(Given records Opens)

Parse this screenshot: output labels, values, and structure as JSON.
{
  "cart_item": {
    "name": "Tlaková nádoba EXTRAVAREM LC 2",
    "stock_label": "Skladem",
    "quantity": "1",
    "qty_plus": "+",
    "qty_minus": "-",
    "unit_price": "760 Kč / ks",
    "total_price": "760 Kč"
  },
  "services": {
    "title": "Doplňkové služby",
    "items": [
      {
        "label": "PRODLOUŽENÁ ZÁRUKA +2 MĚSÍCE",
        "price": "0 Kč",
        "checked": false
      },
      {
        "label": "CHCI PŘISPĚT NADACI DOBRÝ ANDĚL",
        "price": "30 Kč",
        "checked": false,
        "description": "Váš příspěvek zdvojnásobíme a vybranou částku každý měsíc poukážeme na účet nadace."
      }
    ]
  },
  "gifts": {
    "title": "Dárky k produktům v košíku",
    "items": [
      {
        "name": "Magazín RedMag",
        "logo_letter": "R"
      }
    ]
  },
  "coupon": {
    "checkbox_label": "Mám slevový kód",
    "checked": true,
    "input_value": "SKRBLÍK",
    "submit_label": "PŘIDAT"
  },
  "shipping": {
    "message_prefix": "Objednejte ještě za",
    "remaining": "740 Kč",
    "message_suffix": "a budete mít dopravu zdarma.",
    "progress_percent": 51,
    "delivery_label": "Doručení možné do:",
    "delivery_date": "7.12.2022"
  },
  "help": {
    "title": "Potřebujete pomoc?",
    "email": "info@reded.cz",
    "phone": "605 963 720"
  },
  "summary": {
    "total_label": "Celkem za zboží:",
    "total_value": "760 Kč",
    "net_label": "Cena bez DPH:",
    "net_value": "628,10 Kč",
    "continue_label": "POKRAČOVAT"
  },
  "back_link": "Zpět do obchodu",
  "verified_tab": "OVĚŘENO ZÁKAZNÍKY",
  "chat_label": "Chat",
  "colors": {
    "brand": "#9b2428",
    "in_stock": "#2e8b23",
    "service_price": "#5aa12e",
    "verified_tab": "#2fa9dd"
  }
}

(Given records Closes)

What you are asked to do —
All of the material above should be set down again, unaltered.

Worked solution —
Parse this screenshot: output labels, values, and structure as JSON.
{
  "cart_item": {
    "name": "Tlaková nádoba EXTRAVAREM LC 2",
    "stock_label": "Skladem",
    "quantity": "1",
    "qty_plus": "+",
    "qty_minus": "-",
    "unit_price": "760 Kč / ks",
    "total_price": "760 Kč"
  },
  "services": {
    "title": "Doplňkové služby",
    "items": [
      {
        "label": "PRODLOUŽENÁ ZÁRUKA +2 MĚSÍCE",
        "price": "0 Kč",
        "checked": false
      },
      {
        "label": "CHCI PŘISPĚT NADACI DOBRÝ ANDĚL",
        "price": "30 Kč",
        "checked": false,
        "description": "Váš příspěvek zdvojnásobíme a vybranou částku každý měsíc poukážeme na účet nadace."
      }
    ]
  },
  "gifts": {
    "title": "Dárky k produktům v košíku",
    "items": [
      {
        "name": "Magazín RedMag",
        "logo_letter": "R"
      }
    ]
  },
  "coupon": {
    "checkbox_label": "Mám slevový kód",
    "checked": true,
    "input_value": "SKRBLÍK",
    "submit_label": "PŘIDAT"
  },
  "shipping": {
    "message_prefix": "Objednejte ještě za",
    "remaining": "740 Kč",
    "message_suffix": "a budete mít dopravu zdarma.",
    "progress_percent": 51,
    "delivery_label": "Doručení možné do:",
    "delivery_date": "7.12.2022"
  },
  "help": {
    "title": "Potřebujete pomoc?",
    "email": "info@reded.cz",
    "phone": "605 963 720"
  },
  "summary": {
    "total_label": "Celkem za zboží:",
    "total_value": "760 Kč",
    "net_label": "Cena bez DPH:",
    "net_value": "628,10 Kč",
    "continue_label": "POKRAČOVAT"
  },
  "back_link": "Zpět do obchodu",
  "verified_tab": "OVĚŘENO ZÁKAZNÍKY",
  "chat_label": "Chat",
  "colors": {
    "brand": "#9b2428",
    "in_stock": "#2e8b23",
    "service_price": "#5aa12e",
    "verified_tab": "#2fa9dd"
  }
}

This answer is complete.